Websequence Diagrams is a simple and easy-to-use online tool. It comes with an online editor with many pre-defined examples to customize. It supports PlantUML syntax.
DBDocs uses the DBDigram.io tool is specifically designed to generate ERD diagrams based on the DB schema. Similar to the websequence diagram, it has a code-based editor. They support up to 10 diagrams for free.
Dbdiagram.io uses DBML as our syntax for defining databases. DBML has open-sourced markup language used to describe database schema structure. The team behind DBdiagram also develops DBML.
Eraser is a beautiful visual + code-based tool that lets you document your cloud architecture and ERD.
Draw.io might look like a drag-and-drop UI on the surface. But here is something that most people don’t know about it. It supports plantUML. You import a diagram using plantUML.
In the upcoming sections, we will be discussing language-specific diagram generators. Before we do that, It is important to pause here for a minute and appreciate the greatness of the GraphViz library. This library is the base for some of the famous visualization projects and is pretty much used in all the libraries we are going to discuss in the next section.
Graphviz is open-source graph visualization software. Graph visualization is a way of representing structural information as diagrams of abstract graphs and networks. The source of major diagramming tools, all the above tools work on top of this.
One downside of GraphViz is heavy(700MB). If you use any of the libraries in CI/CD, you are spinning up a 700MB+ container every time. Not very resource friendly
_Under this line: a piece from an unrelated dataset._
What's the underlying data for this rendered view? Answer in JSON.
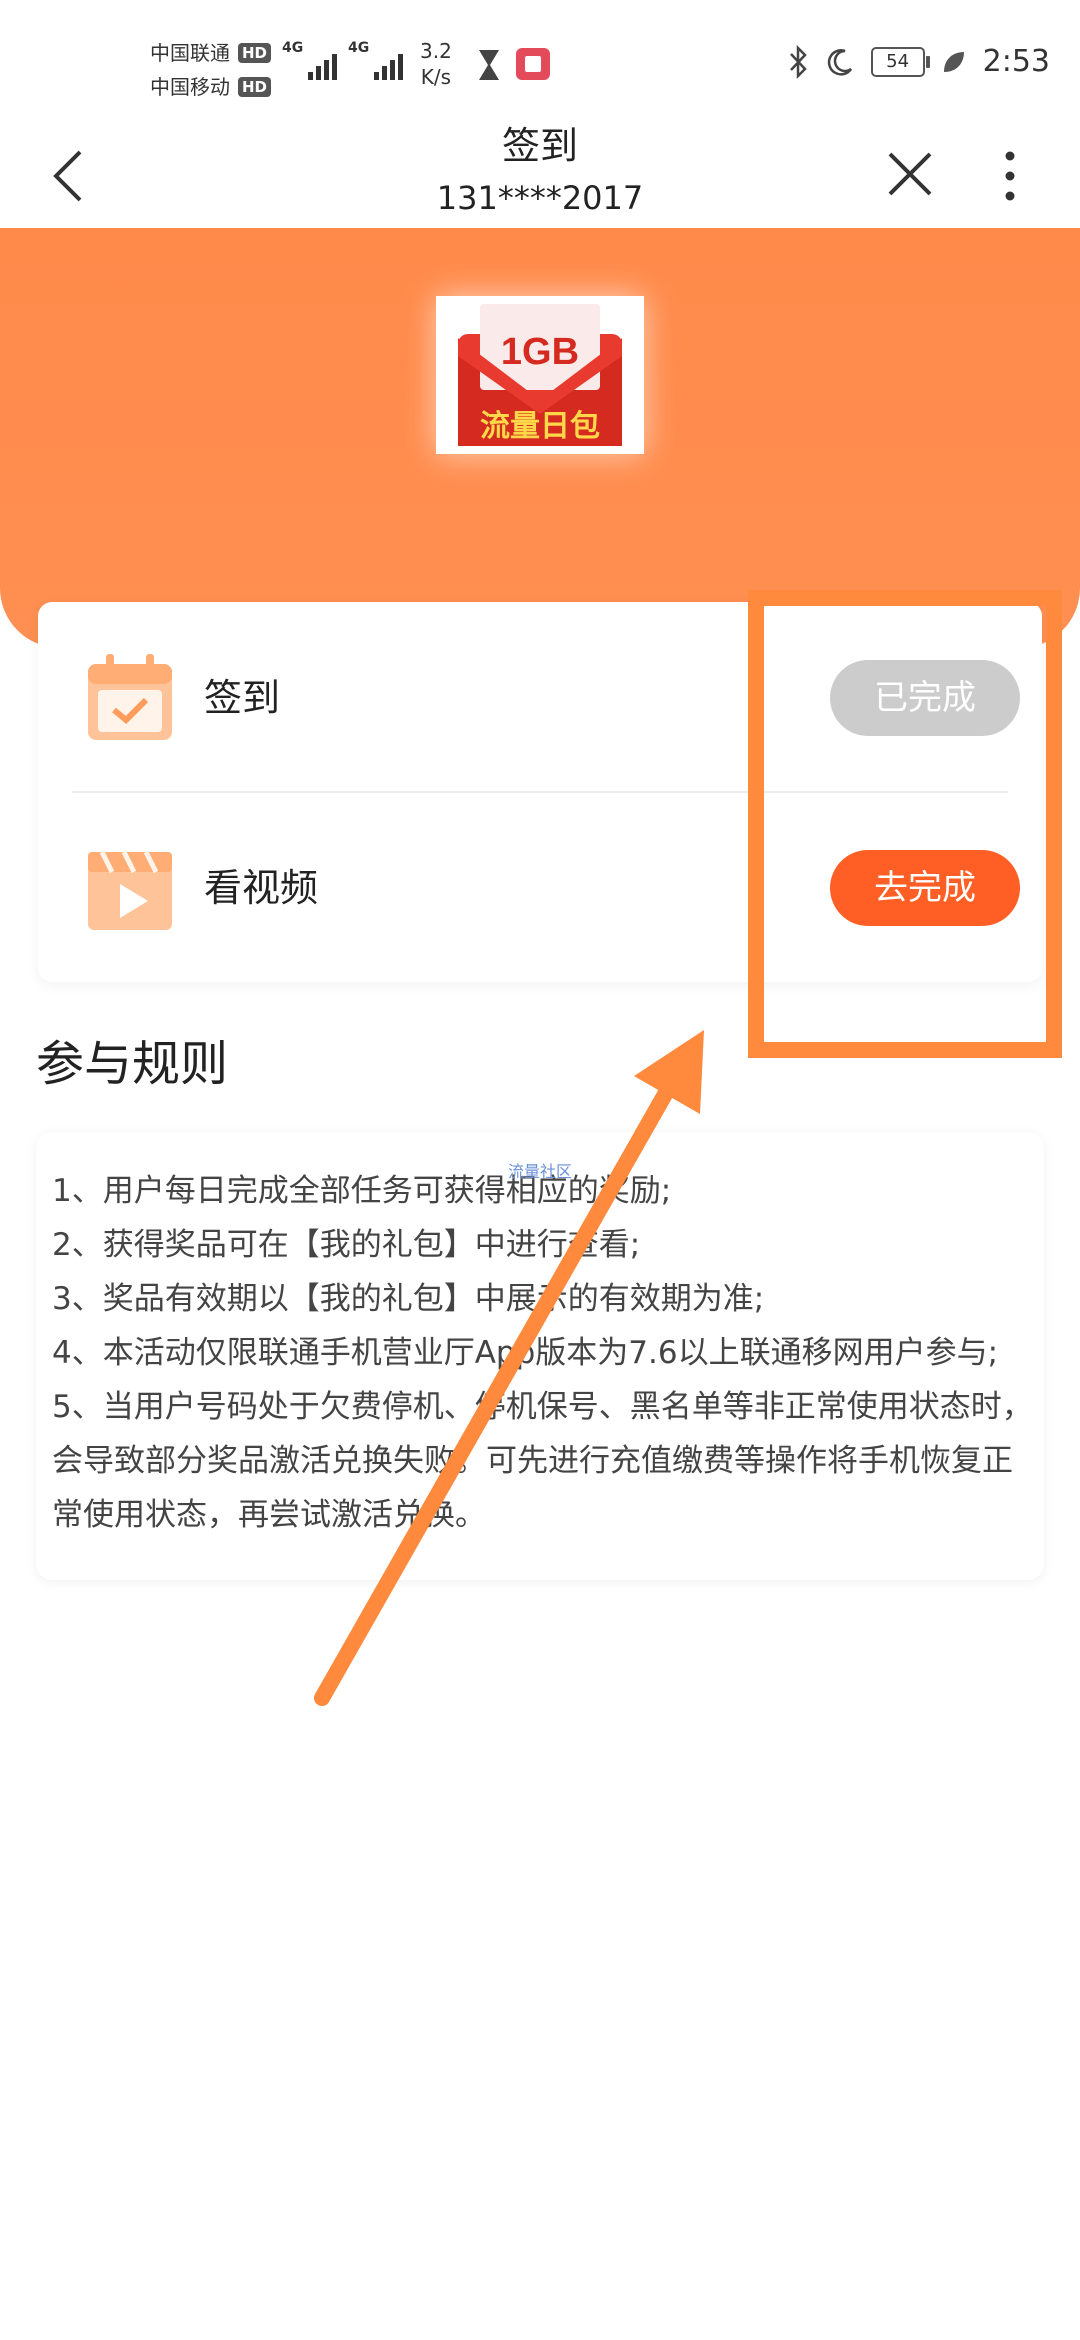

Prisma is an open-source data access layer that connects databases and manipulates data. It is built on the Node.js runtime and provides a simple and expressive API for working with databases.